Requirement
In the entries below, the word "value" appears on some lines. Copy each of those lines.

Records for this exercise

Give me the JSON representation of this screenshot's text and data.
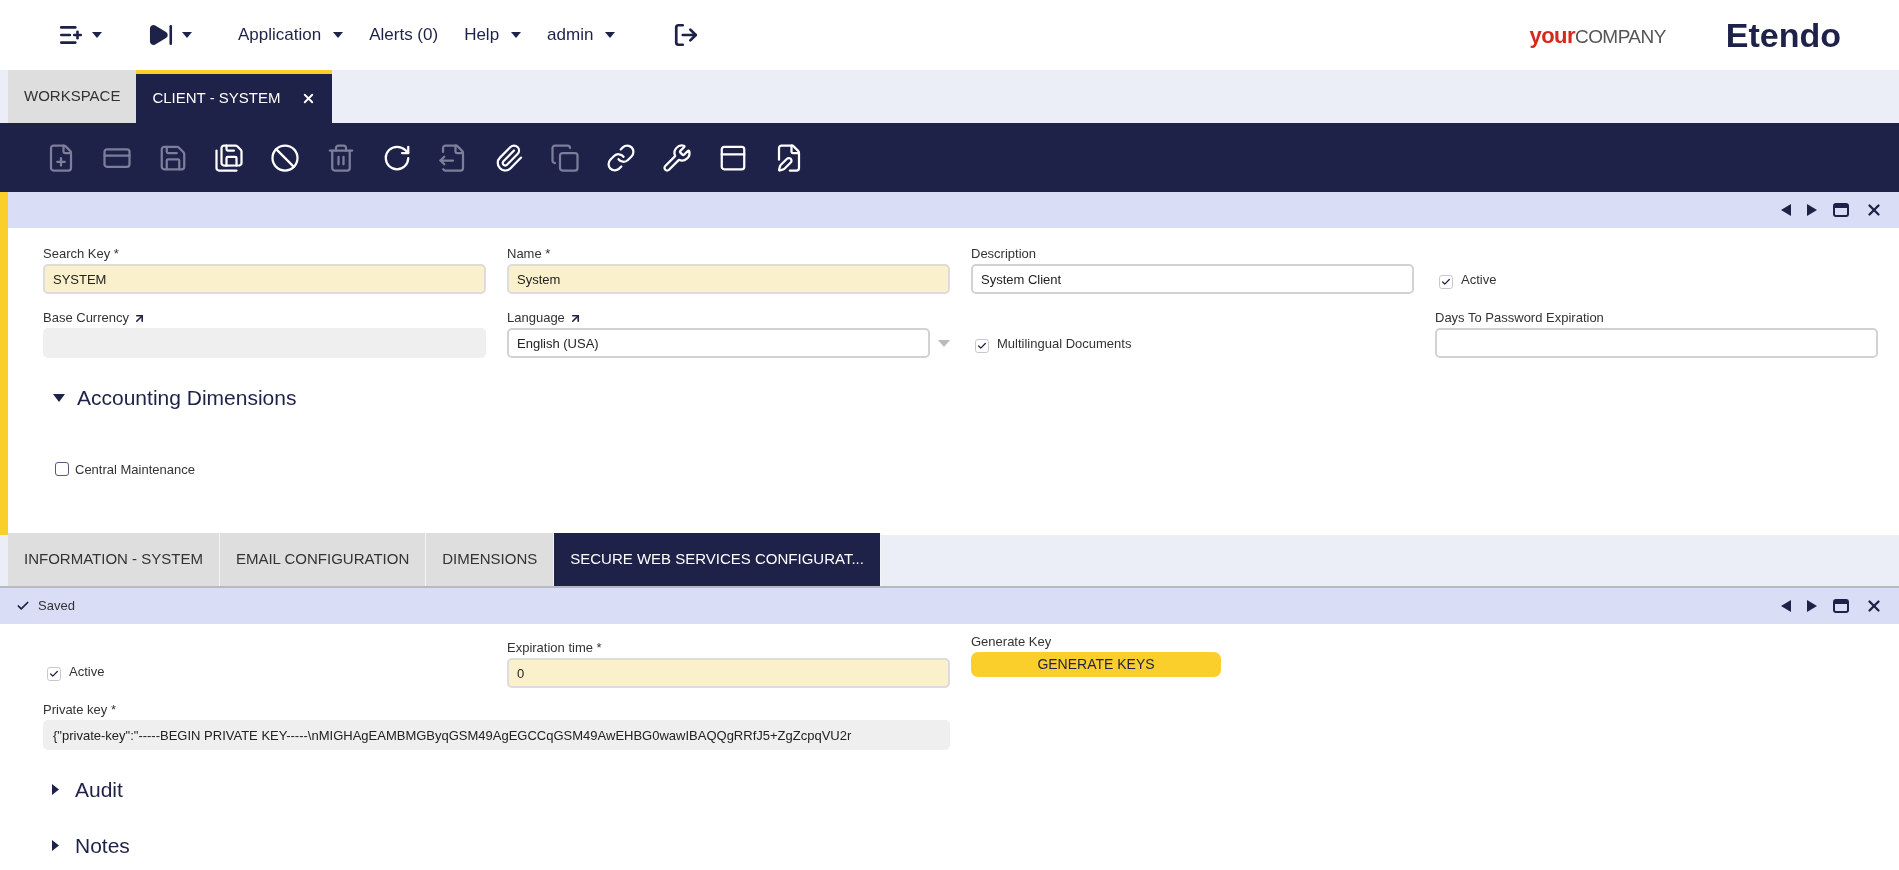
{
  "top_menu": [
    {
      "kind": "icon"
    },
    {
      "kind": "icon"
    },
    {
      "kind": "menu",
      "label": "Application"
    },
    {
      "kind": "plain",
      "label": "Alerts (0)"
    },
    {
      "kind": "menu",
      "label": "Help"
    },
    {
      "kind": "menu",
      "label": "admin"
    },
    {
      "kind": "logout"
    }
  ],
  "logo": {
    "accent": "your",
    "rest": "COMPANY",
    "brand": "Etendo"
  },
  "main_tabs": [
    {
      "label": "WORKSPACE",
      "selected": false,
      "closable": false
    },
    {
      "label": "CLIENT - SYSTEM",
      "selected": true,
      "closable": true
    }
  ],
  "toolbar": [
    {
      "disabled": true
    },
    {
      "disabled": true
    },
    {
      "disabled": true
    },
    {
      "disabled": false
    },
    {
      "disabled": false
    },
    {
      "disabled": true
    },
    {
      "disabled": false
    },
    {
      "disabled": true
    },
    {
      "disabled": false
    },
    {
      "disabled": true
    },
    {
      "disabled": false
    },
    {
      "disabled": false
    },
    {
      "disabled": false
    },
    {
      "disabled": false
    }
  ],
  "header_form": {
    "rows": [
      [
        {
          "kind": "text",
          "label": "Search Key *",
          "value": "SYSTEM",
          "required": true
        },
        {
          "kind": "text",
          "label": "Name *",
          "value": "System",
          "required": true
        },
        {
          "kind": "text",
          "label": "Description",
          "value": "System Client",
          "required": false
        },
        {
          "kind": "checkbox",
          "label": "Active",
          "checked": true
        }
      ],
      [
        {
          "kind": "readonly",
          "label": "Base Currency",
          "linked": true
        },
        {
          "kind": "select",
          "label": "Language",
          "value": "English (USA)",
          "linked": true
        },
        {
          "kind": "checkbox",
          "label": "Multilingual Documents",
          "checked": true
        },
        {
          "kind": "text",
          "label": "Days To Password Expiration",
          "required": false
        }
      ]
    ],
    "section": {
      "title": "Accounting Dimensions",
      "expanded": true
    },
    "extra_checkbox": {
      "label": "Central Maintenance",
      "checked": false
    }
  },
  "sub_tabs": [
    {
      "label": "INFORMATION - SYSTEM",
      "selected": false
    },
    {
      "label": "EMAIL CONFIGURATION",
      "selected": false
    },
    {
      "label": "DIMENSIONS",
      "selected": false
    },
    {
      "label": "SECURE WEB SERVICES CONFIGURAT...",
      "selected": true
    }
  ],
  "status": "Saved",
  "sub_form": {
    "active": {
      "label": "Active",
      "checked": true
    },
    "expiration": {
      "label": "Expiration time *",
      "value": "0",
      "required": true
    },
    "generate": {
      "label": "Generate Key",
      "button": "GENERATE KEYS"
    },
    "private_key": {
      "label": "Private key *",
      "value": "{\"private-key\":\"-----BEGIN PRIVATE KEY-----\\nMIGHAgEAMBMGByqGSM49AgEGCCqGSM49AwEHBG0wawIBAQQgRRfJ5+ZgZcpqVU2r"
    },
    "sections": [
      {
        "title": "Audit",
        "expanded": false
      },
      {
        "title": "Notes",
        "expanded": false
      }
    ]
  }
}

Response
          "value": "SYSTEM",
          "value": "System",
          "value": "System Client",
          "value": "English (USA)",
      "value": "0",
      "value": "{\"private-key\":\"-----BEGIN PRIVATE KEY-----\\nMIGHAgEAMBMGByqGSM49AgEGCCqGSM49AwEHBG0wawIBAQQgRRfJ5+ZgZcpqVU2r"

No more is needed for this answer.